→ **What is expected**
Give back each line of the listing below that contains the string "デジトーク".

→ **Records shown**
****************

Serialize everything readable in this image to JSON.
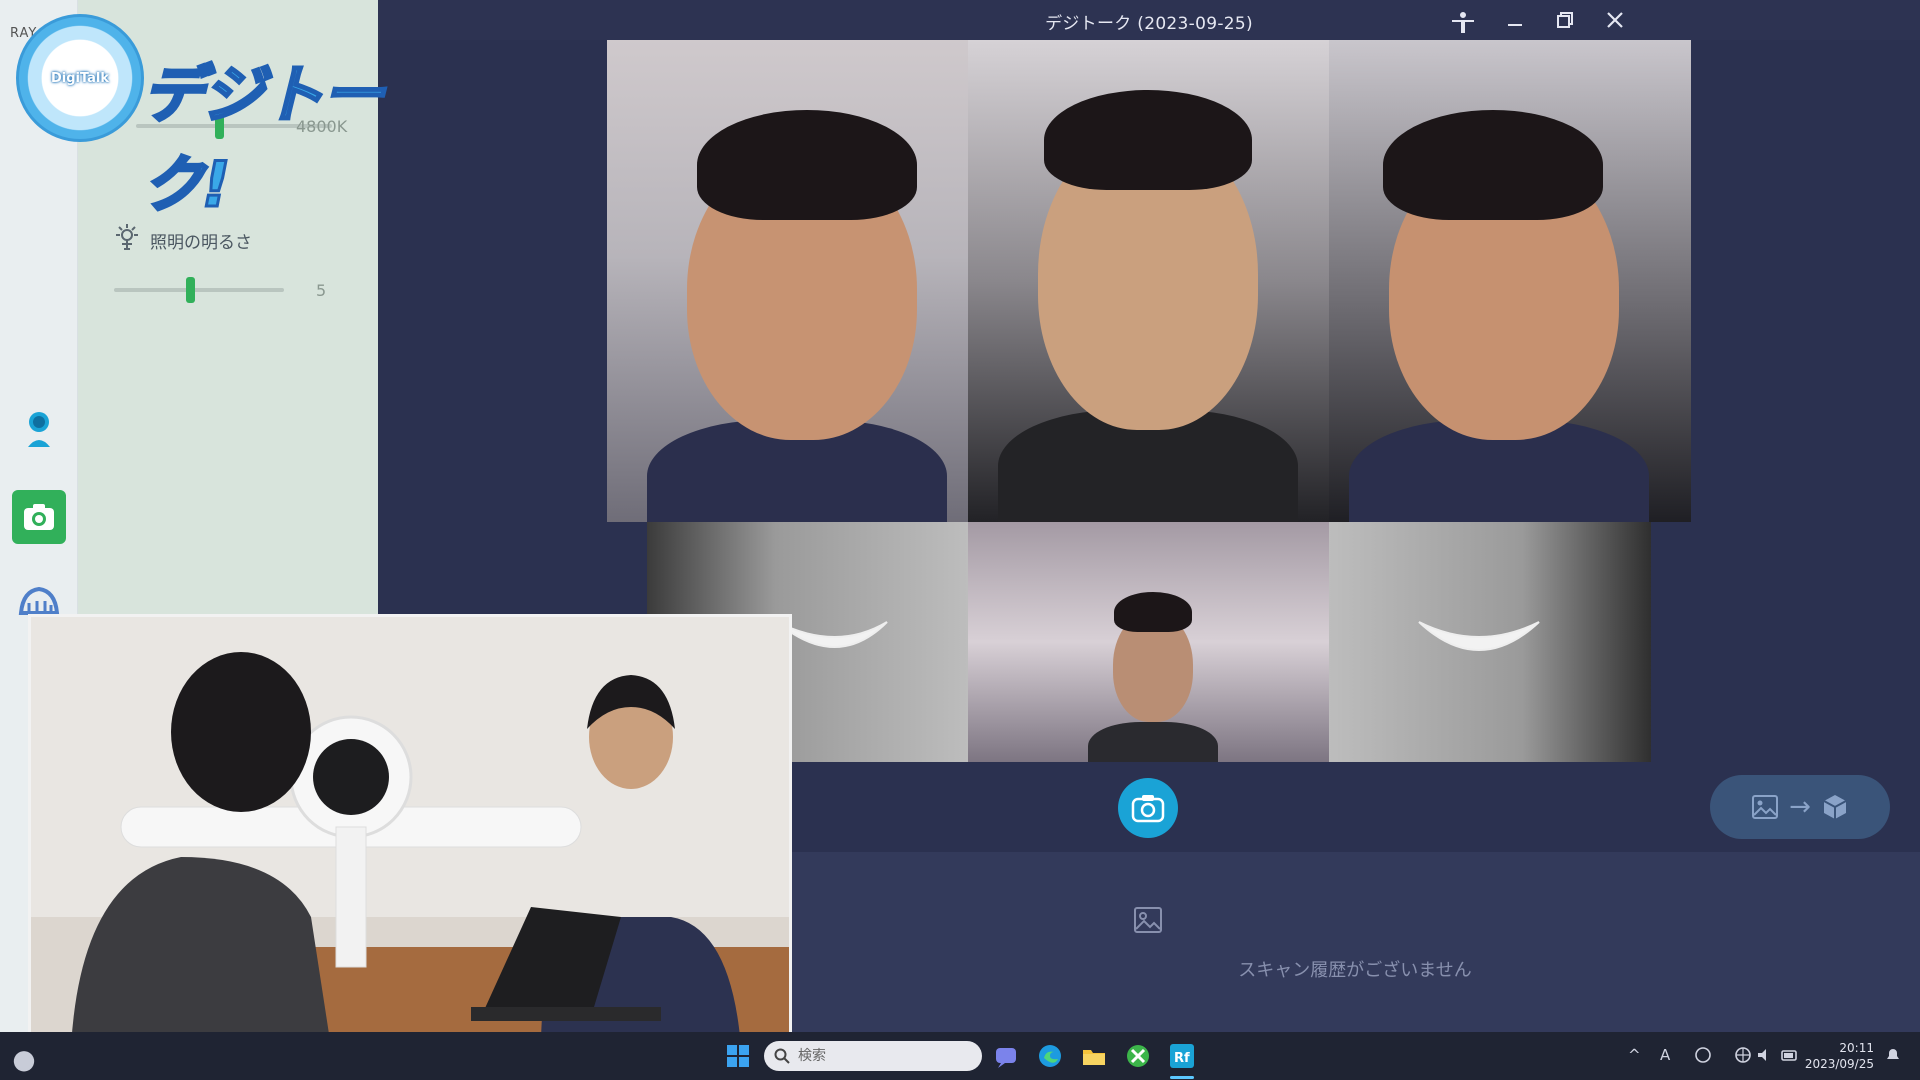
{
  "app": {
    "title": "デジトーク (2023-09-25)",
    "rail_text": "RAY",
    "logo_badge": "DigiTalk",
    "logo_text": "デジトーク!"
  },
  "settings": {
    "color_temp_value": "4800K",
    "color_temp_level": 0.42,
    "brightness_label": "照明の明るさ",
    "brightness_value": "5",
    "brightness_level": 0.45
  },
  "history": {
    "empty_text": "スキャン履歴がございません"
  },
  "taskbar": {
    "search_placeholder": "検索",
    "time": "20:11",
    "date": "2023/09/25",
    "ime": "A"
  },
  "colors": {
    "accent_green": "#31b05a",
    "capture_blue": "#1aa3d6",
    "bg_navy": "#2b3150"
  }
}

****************

→ **Solution to the exercise**
    "title": "デジトーク (2023-09-25)",
    "logo_text": "デジトーク!"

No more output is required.